===== Supplied entries

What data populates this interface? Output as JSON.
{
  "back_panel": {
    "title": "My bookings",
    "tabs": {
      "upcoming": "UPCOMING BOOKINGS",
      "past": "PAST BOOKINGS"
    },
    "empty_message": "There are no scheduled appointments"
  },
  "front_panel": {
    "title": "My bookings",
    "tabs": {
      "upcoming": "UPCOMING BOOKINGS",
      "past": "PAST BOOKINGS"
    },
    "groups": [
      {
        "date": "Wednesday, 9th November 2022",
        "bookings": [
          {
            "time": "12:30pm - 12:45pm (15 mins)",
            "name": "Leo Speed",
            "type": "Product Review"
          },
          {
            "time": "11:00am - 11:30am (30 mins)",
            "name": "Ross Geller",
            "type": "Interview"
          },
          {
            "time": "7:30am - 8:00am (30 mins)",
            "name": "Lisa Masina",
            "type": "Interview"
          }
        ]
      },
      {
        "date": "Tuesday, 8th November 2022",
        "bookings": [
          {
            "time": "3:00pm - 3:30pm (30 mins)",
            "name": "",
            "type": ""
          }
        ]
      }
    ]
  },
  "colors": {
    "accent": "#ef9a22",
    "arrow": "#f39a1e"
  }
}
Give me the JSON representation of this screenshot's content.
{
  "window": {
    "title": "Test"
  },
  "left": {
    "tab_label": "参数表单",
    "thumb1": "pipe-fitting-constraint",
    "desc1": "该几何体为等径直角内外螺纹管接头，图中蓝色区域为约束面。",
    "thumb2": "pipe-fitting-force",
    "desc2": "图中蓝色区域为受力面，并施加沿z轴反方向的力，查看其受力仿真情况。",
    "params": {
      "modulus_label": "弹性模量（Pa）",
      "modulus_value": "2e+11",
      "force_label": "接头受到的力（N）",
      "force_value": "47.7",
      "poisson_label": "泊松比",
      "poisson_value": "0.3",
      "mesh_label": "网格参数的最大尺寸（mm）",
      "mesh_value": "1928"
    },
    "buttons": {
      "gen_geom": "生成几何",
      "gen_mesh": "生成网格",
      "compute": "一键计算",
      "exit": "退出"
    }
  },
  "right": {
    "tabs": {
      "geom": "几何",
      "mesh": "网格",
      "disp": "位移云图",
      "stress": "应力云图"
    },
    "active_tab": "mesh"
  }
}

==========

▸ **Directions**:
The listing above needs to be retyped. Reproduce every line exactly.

▸ **Output of the exercise**:
What data populates this interface? Output as JSON.
{
  "back_panel": {
    "title": "My bookings",
    "tabs": {
      "upcoming": "UPCOMING BOOKINGS",
      "past": "PAST BOOKINGS"
    },
    "empty_message": "There are no scheduled appointments"
  },
  "front_panel": {
    "title": "My bookings",
    "tabs": {
      "upcoming": "UPCOMING BOOKINGS",
      "past": "PAST BOOKINGS"
    },
    "groups": [
      {
        "date": "Wednesday, 9th November 2022",
        "bookings": [
          {
            "time": "12:30pm - 12:45pm (15 mins)",
            "name": "Leo Speed",
            "type": "Product Review"
          },
          {
            "time": "11:00am - 11:30am (30 mins)",
            "name": "Ross Geller",
            "type": "Interview"
          },
          {
            "time": "7:30am - 8:00am (30 mins)",
            "name": "Lisa Masina",
            "type": "Interview"
          }
        ]
      },
      {
        "date": "Tuesday, 8th November 2022",
        "bookings": [
          {
            "time": "3:00pm - 3:30pm (30 mins)",
            "name": "",
            "type": ""
          }
        ]
      }
    ]
  },
  "colors": {
    "accent": "#ef9a22",
    "arrow": "#f39a1e"
  }
}
Give me the JSON representation of this screenshot's content.
{
  "window": {
    "title": "Test"
  },
  "left": {
    "tab_label": "参数表单",
    "thumb1": "pipe-fitting-constraint",
    "desc1": "该几何体为等径直角内外螺纹管接头，图中蓝色区域为约束面。",
    "thumb2": "pipe-fitting-force",
    "desc2": "图中蓝色区域为受力面，并施加沿z轴反方向的力，查看其受力仿真情况。",
    "params": {
      "modulus_label": "弹性模量（Pa）",
      "modulus_value": "2e+11",
      "force_label": "接头受到的力（N）",
      "force_value": "47.7",
      "poisson_label": "泊松比",
      "poisson_value": "0.3",
      "mesh_label": "网格参数的最大尺寸（mm）",
      "mesh_value": "1928"
    },
    "buttons": {
      "gen_geom": "生成几何",
      "gen_mesh": "生成网格",
      "compute": "一键计算",
      "exit": "退出"
    }
  },
  "right": {
    "tabs": {
      "geom": "几何",
      "mesh": "网格",
      "disp": "位移云图",
      "stress": "应力云图"
    },
    "active_tab": "mesh"
  }
}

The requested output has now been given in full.